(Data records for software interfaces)
---------------
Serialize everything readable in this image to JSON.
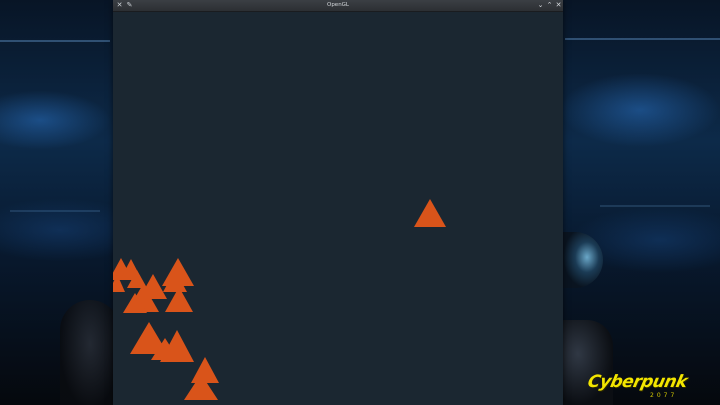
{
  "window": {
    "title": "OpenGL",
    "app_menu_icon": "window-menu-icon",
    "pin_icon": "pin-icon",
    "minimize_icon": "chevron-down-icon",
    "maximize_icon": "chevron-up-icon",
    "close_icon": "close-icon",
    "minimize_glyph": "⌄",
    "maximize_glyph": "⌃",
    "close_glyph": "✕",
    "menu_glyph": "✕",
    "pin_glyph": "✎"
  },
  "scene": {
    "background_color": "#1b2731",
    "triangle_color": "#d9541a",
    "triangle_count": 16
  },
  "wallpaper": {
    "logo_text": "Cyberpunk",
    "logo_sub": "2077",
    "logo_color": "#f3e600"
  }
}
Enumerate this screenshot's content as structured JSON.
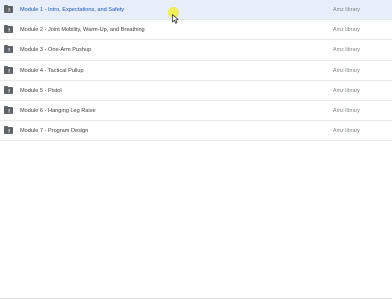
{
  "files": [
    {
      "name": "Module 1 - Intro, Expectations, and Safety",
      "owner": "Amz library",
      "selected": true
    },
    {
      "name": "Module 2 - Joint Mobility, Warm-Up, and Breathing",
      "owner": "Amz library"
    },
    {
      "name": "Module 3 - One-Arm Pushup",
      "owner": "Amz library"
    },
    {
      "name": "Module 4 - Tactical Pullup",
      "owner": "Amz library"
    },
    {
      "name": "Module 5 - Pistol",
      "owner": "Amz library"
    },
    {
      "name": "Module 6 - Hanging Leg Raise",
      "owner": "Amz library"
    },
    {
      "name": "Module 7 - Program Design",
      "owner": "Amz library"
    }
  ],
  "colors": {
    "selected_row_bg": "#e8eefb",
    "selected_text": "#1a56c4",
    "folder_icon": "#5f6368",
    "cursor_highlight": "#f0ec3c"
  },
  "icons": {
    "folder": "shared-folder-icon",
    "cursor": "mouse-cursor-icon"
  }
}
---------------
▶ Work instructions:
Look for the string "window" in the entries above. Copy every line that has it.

▶ Response:
  "window": {
    "app_menu_icon": "window-menu-icon",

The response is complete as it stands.